Economic insecurity is crippling our society.

Economic insecurity is crippling our society. The society we live in is being torn apart in slow motion by economic insecurity

You know there is a problem when you hear a friend say, “I feel my productivity goes right down towards the end of the month when I don’t know if my monthly contract will be renewed”.

A huge swathe of our society is economically insecure – precarious. It hurts us economically. It hurts us as a society in lost energy and creativity.

We can’t afford not to think about Basic Income. #basicincomevancouver

In the 1970s, a federally funded pilot project called Mincome…

In the 1970s, a federally funded pilot project called Mincome sought to provide a Basic income guarantee to residents of Dauphin. MINCOME, a Canadian Guaranteed Annual Income (GAI) field experiment ran in the province of Manitoba between 1974 and 1979, and ended with no final report and no analysis of data. http://goo.gl/sIvLUY

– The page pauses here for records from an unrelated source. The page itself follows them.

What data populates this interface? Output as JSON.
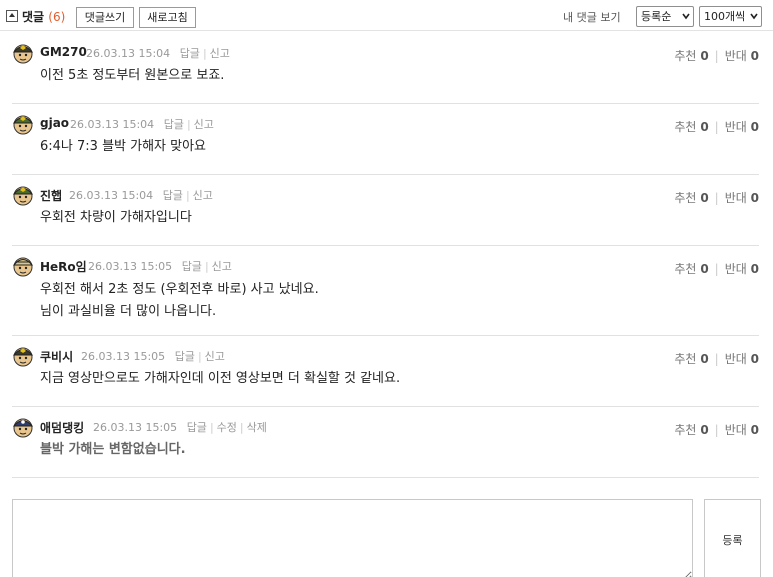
{
  "header": {
    "title": "댓글",
    "count": "(6)",
    "write_btn": "댓글쓰기",
    "refresh_btn": "새로고침",
    "my_comments": "내 댓글 보기",
    "sort_select": "등록순",
    "page_size_select": "100개씩"
  },
  "comments": [
    {
      "nick": "GM270",
      "date": "26.03.13 15:04",
      "actions": [
        "답글",
        "신고"
      ],
      "body": [
        "이전 5초 정도부터 원본으로 보죠."
      ],
      "up_label": "추천",
      "up": "0",
      "down_label": "반대",
      "down": "0"
    },
    {
      "nick": "gjao",
      "date": "26.03.13 15:04",
      "actions": [
        "답글",
        "신고"
      ],
      "body": [
        "6:4나 7:3 블박 가해자 맞아요"
      ],
      "up_label": "추천",
      "up": "0",
      "down_label": "반대",
      "down": "0"
    },
    {
      "nick": "진햅",
      "date": "26.03.13 15:04",
      "actions": [
        "답글",
        "신고"
      ],
      "body": [
        "우회전 차량이 가해자입니다"
      ],
      "up_label": "추천",
      "up": "0",
      "down_label": "반대",
      "down": "0"
    },
    {
      "nick": "HeRo임",
      "date": "26.03.13 15:05",
      "actions": [
        "답글",
        "신고"
      ],
      "body": [
        "우회전 해서 2초 정도 (우회전후 바로) 사고 났네요.",
        "님이 과실비율 더 많이 나옵니다."
      ],
      "up_label": "추천",
      "up": "0",
      "down_label": "반대",
      "down": "0"
    },
    {
      "nick": "쿠비시",
      "date": "26.03.13 15:05",
      "actions": [
        "답글",
        "신고"
      ],
      "body": [
        "지금 영상만으로도 가해자인데 이전 영상보면 더 확실할 것 같네요."
      ],
      "up_label": "추천",
      "up": "0",
      "down_label": "반대",
      "down": "0"
    },
    {
      "nick": "애덤댕킹",
      "date": "26.03.13 15:05",
      "actions": [
        "답글",
        "수정",
        "삭제"
      ],
      "body": [
        "블박 가해는 변함없습니다."
      ],
      "up_label": "추천",
      "up": "0",
      "down_label": "반대",
      "down": "0"
    }
  ],
  "form": {
    "submit_label": "등록",
    "textarea_value": ""
  }
}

The data was boxed up and put away. All 1,800 boxes of it. In 2011, Evelyn Forget got access to this data and analysed the health and social outcomes, concluding that “we found that overall hospitalizations, and specifically hospitalizations for accidents and injuries and mental health diagnoses, declined for MINCOME subjects relative to the comparison group and that “these results would seem to suggest that a Guaranteed Annual Income, implemented broadly in society, may improve health and social outcomes at the community level.” http://goo.gl/cEjs8N

In 2013, VPD recognized that “Recently there has been a worrisome increasing trend in persons exhibiting signs and symptoms of mental illness”. http://goo.gl/fxNl3G The MINCOME evidence of direct link between economic insecurity and mental health outcomes is a reminder that we need to have a conversation about the intersection of economic insecurity, poverty, and mental health.

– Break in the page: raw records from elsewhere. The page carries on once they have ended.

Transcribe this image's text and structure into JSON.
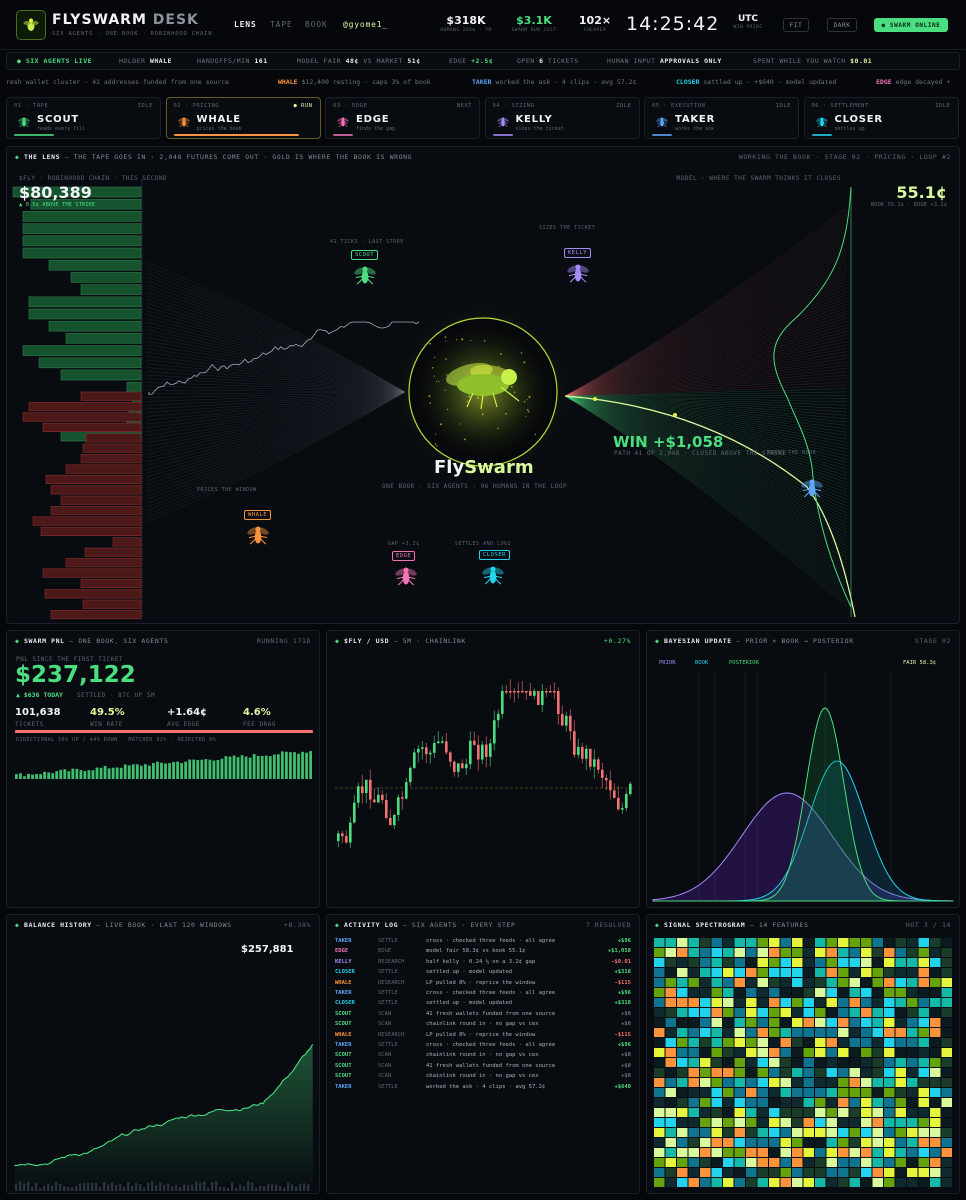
{
  "header": {
    "brand_main": "FLYSWARM",
    "brand_sub": "DESK",
    "tagline": "SIX AGENTS · ONE BOOK · ROBINHOOD CHAIN",
    "nav": [
      "LENS",
      "TAPE",
      "BOOK"
    ],
    "nav_active": "LENS",
    "user": "@gyome1_",
    "stats": [
      {
        "value": "$318K",
        "label": "HUMANS 265% · YR",
        "color": "#f1f4f7"
      },
      {
        "value": "$3.1K",
        "label": "SWARM RUN COST",
        "color": "#4ade80"
      },
      {
        "value": "102×",
        "label": "CHEAPER",
        "color": "#f1f4f7"
      }
    ],
    "clock": "14:25:42",
    "tz": "UTC",
    "tz_sub": "WIN PRIDE",
    "buttons": {
      "fit": "FIT",
      "dark": "DARK",
      "online": "● SWARM ONLINE"
    }
  },
  "status_bar": {
    "live": "● SIX AGENTS LIVE",
    "holder_label": "HOLDER",
    "holder_value": "WHALE",
    "handoffs_label": "HANDOFFS/MIN",
    "handoffs_value": "161",
    "fair_label": "MODEL FAIR",
    "fair_value": "48¢",
    "vs": "VS MARKET",
    "market_value": "51¢",
    "edge_label": "EDGE",
    "edge_value": "+2.5¢",
    "open_label": "OPEN",
    "open_value": "6",
    "open_suffix": "TICKETS",
    "human_label": "HUMAN INPUT",
    "human_value": "APPROVALS ONLY",
    "spent_label": "SPENT WHILE YOU WATCH",
    "spent_value": "$0.01"
  },
  "ticker": [
    {
      "tag": "",
      "text": "resh wallet cluster · 41 addresses funded from one source",
      "color": "#6b7580"
    },
    {
      "tag": "WHALE",
      "text": "$12,400 resting · caps 3% of book",
      "color": "#fb923c"
    },
    {
      "tag": "TAKER",
      "text": "worked the ask · 4 clips · avg 57.2¢",
      "color": "#60a5fa"
    },
    {
      "tag": "CLOSER",
      "text": "settled up · +$640 · model updated",
      "color": "#22d3ee"
    },
    {
      "tag": "EDGE",
      "text": "edge decayed +",
      "color": "#f472b6"
    }
  ],
  "stages": [
    {
      "num": "01 · TAPE",
      "status": "IDLE",
      "name": "SCOUT",
      "desc": "reads every fill",
      "color": "#4ade80",
      "icon": "scout-fly-icon"
    },
    {
      "num": "02 · PRICING",
      "status": "● RUN",
      "name": "WHALE",
      "desc": "prices the book",
      "color": "#fb923c",
      "icon": "whale-fly-icon"
    },
    {
      "num": "03 · EDGE",
      "status": "NEXT",
      "name": "EDGE",
      "desc": "finds the gap",
      "color": "#f472b6",
      "icon": "edge-fly-icon"
    },
    {
      "num": "04 · SIZING",
      "status": "IDLE",
      "name": "KELLY",
      "desc": "sizes the ticket",
      "color": "#a78bfa",
      "icon": "kelly-fly-icon"
    },
    {
      "num": "05 · EXECUTION",
      "status": "IDLE",
      "name": "TAKER",
      "desc": "works the ask",
      "color": "#60a5fa",
      "icon": "taker-fly-icon"
    },
    {
      "num": "06 · SETTLEMENT",
      "status": "IDLE",
      "name": "CLOSER",
      "desc": "settles up",
      "color": "#22d3ee",
      "icon": "closer-fly-icon"
    }
  ],
  "lens": {
    "title": "THE LENS",
    "subtitle": "— THE TAPE GOES IN · 2,048 FUTURES COME OUT · GOLD IS WHERE THE BOOK IS WRONG",
    "status": "WORKING THE BOOK · STAGE 02 · PRICING · LOOP #2",
    "price_label": "$FLY · ROBINHOOD CHAIN · THIS SECOND",
    "price": "$80,389",
    "price_sub": "▲ 0.5¢ ABOVE THE STRIKE",
    "model_label": "MODEL · WHERE THE SWARM THINKS IT CLOSES",
    "model_value": "55.1¢",
    "model_sub": "BOOK 55.1¢ · EDGE +3.2¢",
    "center_title_a": "Fly",
    "center_title_b": "Swarm",
    "center_sub": "ONE BOOK · SIX AGENTS · 96 HUMANS IN THE LOOP",
    "win": "WIN +$1,058",
    "win_sub": "PATH 41 OF 2,048 · CLOSED ABOVE THE STRIKE",
    "flies": [
      {
        "tag": "SCOUT",
        "caption": "41 TICKS · LAST STORE",
        "color": "#4ade80"
      },
      {
        "tag": "KELLY",
        "caption": "SIZES THE TICKET",
        "color": "#a78bfa"
      },
      {
        "tag": "WHALE",
        "caption": "PRICES THE WINDOW",
        "color": "#fb923c"
      },
      {
        "tag": "EDGE",
        "caption": "GAP +3.2¢",
        "color": "#f472b6"
      },
      {
        "tag": "CLOSER",
        "caption": "SETTLES AND LOGS",
        "color": "#22d3ee"
      },
      {
        "tag": "",
        "caption": "WORKS THE BOOK",
        "color": "#60a5fa"
      }
    ]
  },
  "pnl": {
    "title": "SWARM PNL",
    "subtitle": "— ONE BOOK, SIX AGENTS",
    "status": "RUNNING 171D",
    "since": "PNL SINCE THE FIRST TICKET",
    "value": "$237,122",
    "today": "▲ $636 TODAY",
    "today_sub": "SETTLED · 87C UP 5M",
    "stats": [
      {
        "value": "101,638",
        "label": "TICKETS",
        "color": "#f1f4f7"
      },
      {
        "value": "49.5%",
        "label": "WIN RATE",
        "color": "#d9f99d"
      },
      {
        "value": "+1.64¢",
        "label": "AVG EDGE",
        "color": "#f1f4f7"
      },
      {
        "value": "4.6%",
        "label": "FEE DRAG",
        "color": "#d9f99d"
      }
    ],
    "breakdown": "DIRECTIONAL 56% UP / 44% DOWN · MATCHED 92% · REJECTED 8%"
  },
  "fly_chart": {
    "title": "$FLY / USD",
    "subtitle": "— 5M · CHAINLINK",
    "change": "+0.27%"
  },
  "bayes": {
    "title": "BAYESIAN UPDATE",
    "subtitle": "— PRIOR × BOOK → POSTERIOR",
    "status": "STAGE 02",
    "legend": [
      "PRIOR",
      "BOOK",
      "POSTERIOR"
    ],
    "fair": "FAIR 58.3¢"
  },
  "balance": {
    "title": "BALANCE HISTORY",
    "subtitle": "— LIVE BOOK · LAST 120 WINDOWS",
    "change": "+8.38%",
    "value": "$257,881"
  },
  "log": {
    "title": "ACTIVITY LOG",
    "subtitle": "— SIX AGENTS · EVERY STEP",
    "status": "7 RESOLVED",
    "rows": [
      {
        "agent": "TAKER",
        "act": "SETTLE",
        "msg": "cross · checked three feeds · all agree",
        "val": "+$96",
        "c": "#60a5fa",
        "vc": "#4ade80"
      },
      {
        "agent": "EDGE",
        "act": "EDGE",
        "msg": "model fair 58.3¢ vs book 55.1¢",
        "val": "+$1,058",
        "c": "#f472b6",
        "vc": "#4ade80"
      },
      {
        "agent": "KELLY",
        "act": "RESEARCH",
        "msg": "half kelly · 0.24 ⅓ on a 3.2¢ gap",
        "val": "-$0.01",
        "c": "#a78bfa",
        "vc": "#f87171"
      },
      {
        "agent": "CLOSER",
        "act": "SETTLE",
        "msg": "settled up · model updated",
        "val": "+$318",
        "c": "#22d3ee",
        "vc": "#4ade80"
      },
      {
        "agent": "WHALE",
        "act": "RESEARCH",
        "msg": "LP pulled 8% · reprice the window",
        "val": "-$115",
        "c": "#fb923c",
        "vc": "#f87171"
      },
      {
        "agent": "TAKER",
        "act": "SETTLE",
        "msg": "cross · checked three feeds · all agree",
        "val": "+$96",
        "c": "#60a5fa",
        "vc": "#4ade80"
      },
      {
        "agent": "CLOSER",
        "act": "SETTLE",
        "msg": "settled up · model updated",
        "val": "+$318",
        "c": "#22d3ee",
        "vc": "#4ade80"
      },
      {
        "agent": "SCOUT",
        "act": "SCAN",
        "msg": "41 fresh wallets funded from one source",
        "val": "+$0",
        "c": "#4ade80",
        "vc": "#6b7580"
      },
      {
        "agent": "SCOUT",
        "act": "SCAN",
        "msg": "chainlink round in · no gap vs cex",
        "val": "+$0",
        "c": "#4ade80",
        "vc": "#6b7580"
      },
      {
        "agent": "WHALE",
        "act": "RESEARCH",
        "msg": "LP pulled 8% · reprice the window",
        "val": "-$115",
        "c": "#fb923c",
        "vc": "#f87171"
      },
      {
        "agent": "TAKER",
        "act": "SETTLE",
        "msg": "cross · checked three feeds · all agree",
        "val": "+$96",
        "c": "#60a5fa",
        "vc": "#4ade80"
      },
      {
        "agent": "SCOUT",
        "act": "SCAN",
        "msg": "chainlink round in · no gap vs cex",
        "val": "+$0",
        "c": "#4ade80",
        "vc": "#6b7580"
      },
      {
        "agent": "SCOUT",
        "act": "SCAN",
        "msg": "41 fresh wallets funded from one source",
        "val": "+$0",
        "c": "#4ade80",
        "vc": "#6b7580"
      },
      {
        "agent": "SCOUT",
        "act": "SCAN",
        "msg": "chainlink round in · no gap vs cex",
        "val": "+$0",
        "c": "#4ade80",
        "vc": "#6b7580"
      },
      {
        "agent": "TAKER",
        "act": "SETTLE",
        "msg": "worked the ask · 4 clips · avg 57.2¢",
        "val": "+$640",
        "c": "#60a5fa",
        "vc": "#4ade80"
      }
    ]
  },
  "spectro": {
    "title": "SIGNAL SPECTROGRAM",
    "subtitle": "— 14 FEATURES",
    "status": "HOT 3 / 14"
  },
  "colors": {
    "green": "#4ade80",
    "red": "#f87171",
    "lime": "#d9f99d",
    "yellow": "#e4f53b",
    "orange": "#fb923c",
    "pink": "#f472b6",
    "purple": "#a78bfa",
    "blue": "#60a5fa",
    "cyan": "#22d3ee"
  }
}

#basicneedsbasicincome #basicincomevancouver

public.econ.duke.edu

Remember the last time you went swimming. Remember that feeling…

Remember the last time you went swimming. Remember that feeling of being able to touch the bottom. Remember how it feels when you are starting to tire. And that feeling of being able to touch the floor. This is what a Basic Income provides. It provides that floor. It provides security. #basicneedsbasicincome #basicincomevancouver

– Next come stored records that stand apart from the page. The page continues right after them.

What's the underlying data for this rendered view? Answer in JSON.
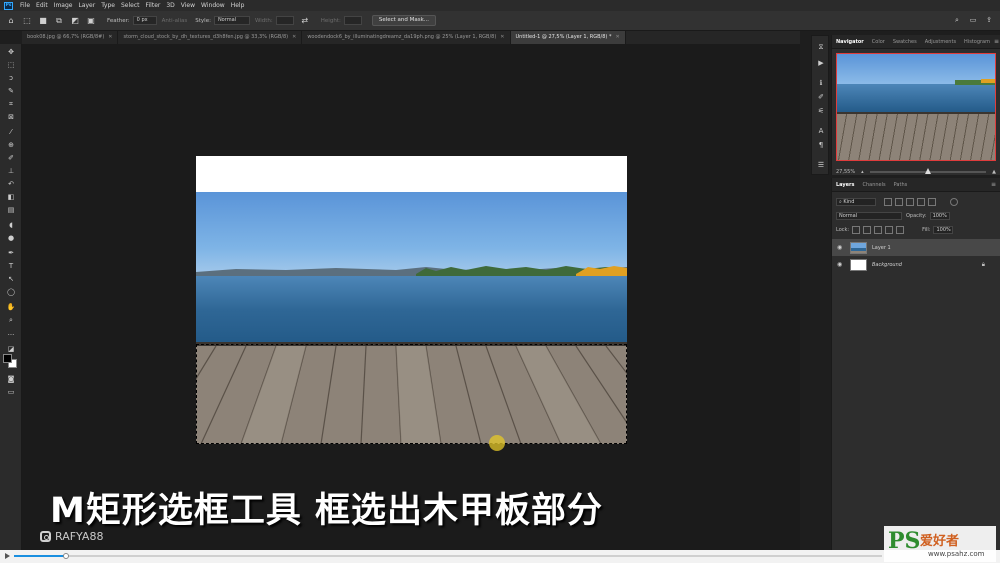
{
  "app": {
    "logo": "Ps"
  },
  "menu": [
    "File",
    "Edit",
    "Image",
    "Layer",
    "Type",
    "Select",
    "Filter",
    "3D",
    "View",
    "Window",
    "Help"
  ],
  "options": {
    "feather_label": "Feather:",
    "feather_value": "0 px",
    "antialias_label": "Anti-alias",
    "style_label": "Style:",
    "style_value": "Normal",
    "width_label": "Width:",
    "height_label": "Height:",
    "select_mask_button": "Select and Mask..."
  },
  "tabs": [
    {
      "label": "book08.jpg @ 66,7% (RGB/8#)"
    },
    {
      "label": "storm_cloud_stock_by_dh_textures_d3h8fen.jpg @ 33,3% (RGB/8)"
    },
    {
      "label": "woodendock6_by_illuminatingdreamz_da19ph.png @ 25% (Layer 1, RGB/8)"
    },
    {
      "label": "Untitled-1 @ 27,5% (Layer 1, RGB/8) *"
    }
  ],
  "caption": "M矩形选框工具 框选出木甲板部分",
  "watermark_user": "RAFYA88",
  "navigator": {
    "tabs": [
      "Navigator",
      "Color",
      "Swatches",
      "Adjustments",
      "Histogram"
    ],
    "zoom": "27,55%",
    "zoom_fraction": 0.5
  },
  "layers_panel": {
    "tabs": [
      "Layers",
      "Channels",
      "Paths"
    ],
    "filter_label": "Kind",
    "blend_mode": "Normal",
    "opacity_label": "Opacity:",
    "opacity_value": "100%",
    "lock_label": "Lock:",
    "fill_label": "Fill:",
    "fill_value": "100%",
    "layers": [
      {
        "name": "Layer 1",
        "selected": true
      },
      {
        "name": "Background",
        "selected": false
      }
    ]
  },
  "video": {
    "progress_fraction": 0.06
  },
  "site_badge": {
    "ps": "PS",
    "cn": "爱好者",
    "url": "www.psahz.com"
  },
  "colors": {
    "selection_accent": "#e03c3c",
    "progress": "#1a8fe0",
    "cursor_highlight": "#e6c828"
  }
}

“There is a widely held belief that cash given to…

“There is a widely held belief that cash given to poor people (especially to men) will be squandered on alcohol and other non-essentials”.

It’s a belief. One which isn’t supported by the evidence in this 2014 World Bank policy research working paper on “Cash Grants and Temptation Goods” which reviewed 19 studies world-wide. http://goo.gl/XdH7pB

The paper categorically concludes that “concerns about the use of cash transfers for alcohol and tobacco consumption are unfounded” and that “almost without exception, studies find either no significant impact or a significant negative impact of transfers on temptation goods. #basicneedsbasicincome #basicincomevancouver

goo.gl

Minimum Wage and Basic Income are part of the same…

Minimum Wage and Basic Income are part of the same conversation, not different conversations.

BCGEU President Stephanie Smith notes that 1/4 of workers in BC are paid less than $15 an hour. 63% of minimum wage workers do not know how many hours they are scheduled to work next week.

Precarious workers have two related challenges – the precarity of their work hours, and that even if they are working full time at minimum wage their overall income is not enough to avoid economic insecurity.

A Basic Income guarantee provides a basic level of economic security for precarious workers. A living wage ensures that fully employed workers are able to earn enough to be able to plan for more than just surviving.

#basicneedsbasicincome #basicincomevancouver

Our monthly discussion is coming up. Join us on December…

Our monthly discussion is coming up. Join us on December 7th to discuss how to fund a basic income. Meet us at SFU Harbour Ctr, Rm 2235 at 7:30 and share your thoughts.

The topic we agreed we would discuss is “how Basic Income can be funded in Canada” using this paper as a starting point
http://wer.worldeconomicsassociation.org/files/WEA-WER-5-Periera.pdf

Share other research and thoughts that should be part of this conversation. #basicincomevancouver

wer.worldeconomicsassociation.org